**DATA FOR REVIEW**:

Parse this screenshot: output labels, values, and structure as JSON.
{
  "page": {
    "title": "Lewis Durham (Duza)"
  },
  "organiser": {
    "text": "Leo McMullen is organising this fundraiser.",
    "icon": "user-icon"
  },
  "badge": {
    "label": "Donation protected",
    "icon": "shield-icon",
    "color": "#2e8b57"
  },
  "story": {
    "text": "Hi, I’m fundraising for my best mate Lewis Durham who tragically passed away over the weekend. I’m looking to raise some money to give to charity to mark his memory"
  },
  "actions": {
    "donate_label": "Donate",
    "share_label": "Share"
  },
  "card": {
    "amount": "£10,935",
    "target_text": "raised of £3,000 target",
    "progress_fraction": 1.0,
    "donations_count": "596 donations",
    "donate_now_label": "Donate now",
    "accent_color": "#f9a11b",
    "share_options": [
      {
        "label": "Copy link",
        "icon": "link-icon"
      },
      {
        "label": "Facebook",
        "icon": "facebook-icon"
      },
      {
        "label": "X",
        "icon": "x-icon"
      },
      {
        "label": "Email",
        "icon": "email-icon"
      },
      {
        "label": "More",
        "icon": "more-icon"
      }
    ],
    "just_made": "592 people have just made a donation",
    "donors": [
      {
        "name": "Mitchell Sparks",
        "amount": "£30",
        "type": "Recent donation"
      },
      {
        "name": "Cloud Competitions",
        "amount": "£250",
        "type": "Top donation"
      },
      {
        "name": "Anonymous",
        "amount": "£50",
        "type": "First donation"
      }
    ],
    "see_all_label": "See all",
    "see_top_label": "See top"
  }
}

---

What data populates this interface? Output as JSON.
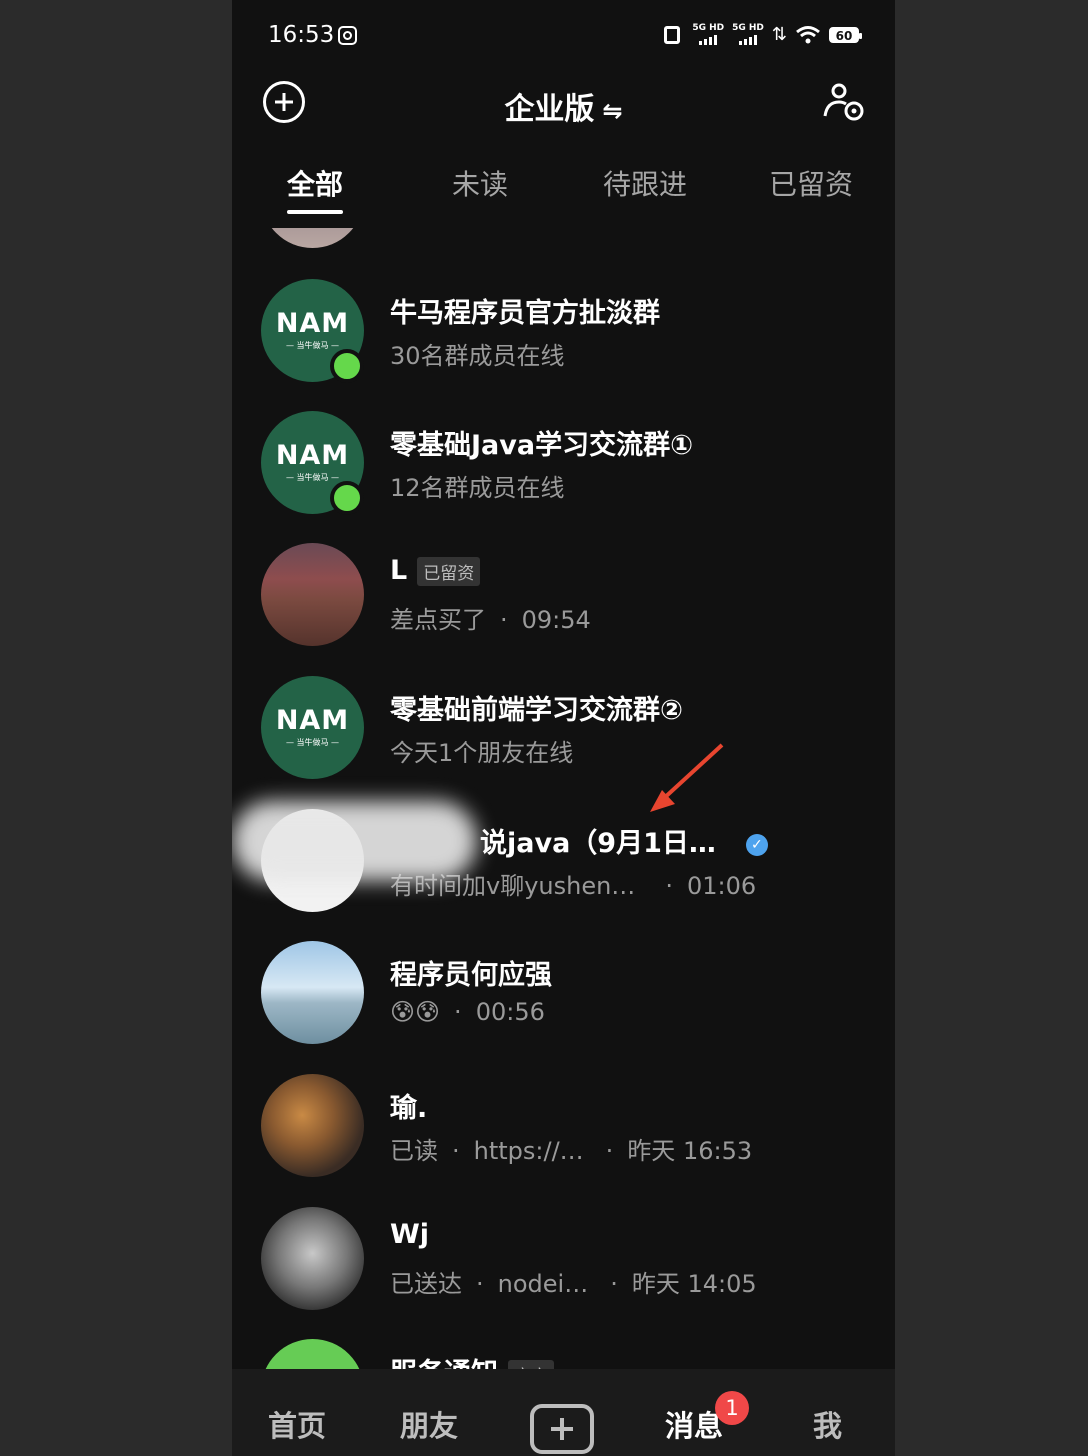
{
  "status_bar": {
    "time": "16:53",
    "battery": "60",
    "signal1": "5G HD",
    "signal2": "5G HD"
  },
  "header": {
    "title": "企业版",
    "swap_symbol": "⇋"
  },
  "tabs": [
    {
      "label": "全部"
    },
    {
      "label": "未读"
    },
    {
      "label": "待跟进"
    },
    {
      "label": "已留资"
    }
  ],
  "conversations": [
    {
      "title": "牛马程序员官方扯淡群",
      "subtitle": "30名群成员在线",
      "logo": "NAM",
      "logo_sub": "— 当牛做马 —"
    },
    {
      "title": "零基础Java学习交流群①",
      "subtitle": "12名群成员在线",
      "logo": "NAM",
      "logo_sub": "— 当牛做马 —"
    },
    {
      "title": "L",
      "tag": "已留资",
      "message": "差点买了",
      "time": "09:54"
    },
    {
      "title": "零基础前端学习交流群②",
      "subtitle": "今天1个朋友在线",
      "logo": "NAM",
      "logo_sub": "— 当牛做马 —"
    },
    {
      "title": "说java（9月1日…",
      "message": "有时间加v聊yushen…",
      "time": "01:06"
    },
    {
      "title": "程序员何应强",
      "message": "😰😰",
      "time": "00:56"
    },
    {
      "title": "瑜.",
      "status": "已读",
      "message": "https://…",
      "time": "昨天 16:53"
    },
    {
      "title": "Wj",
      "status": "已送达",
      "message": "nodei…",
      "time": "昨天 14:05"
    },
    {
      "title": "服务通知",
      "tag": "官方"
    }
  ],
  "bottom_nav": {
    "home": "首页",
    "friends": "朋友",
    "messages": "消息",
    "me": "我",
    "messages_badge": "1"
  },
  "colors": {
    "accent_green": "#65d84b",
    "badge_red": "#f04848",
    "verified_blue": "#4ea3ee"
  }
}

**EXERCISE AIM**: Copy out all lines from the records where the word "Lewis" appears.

**RESULT OF THIS TASK**:
    "title": "Lewis Durham (Duza)"
    "text": "Hi, I’m fundraising for my best mate Lewis Durham who tragically passed away over the weekend. I’m looking to raise some money to give to charity to mark his memory"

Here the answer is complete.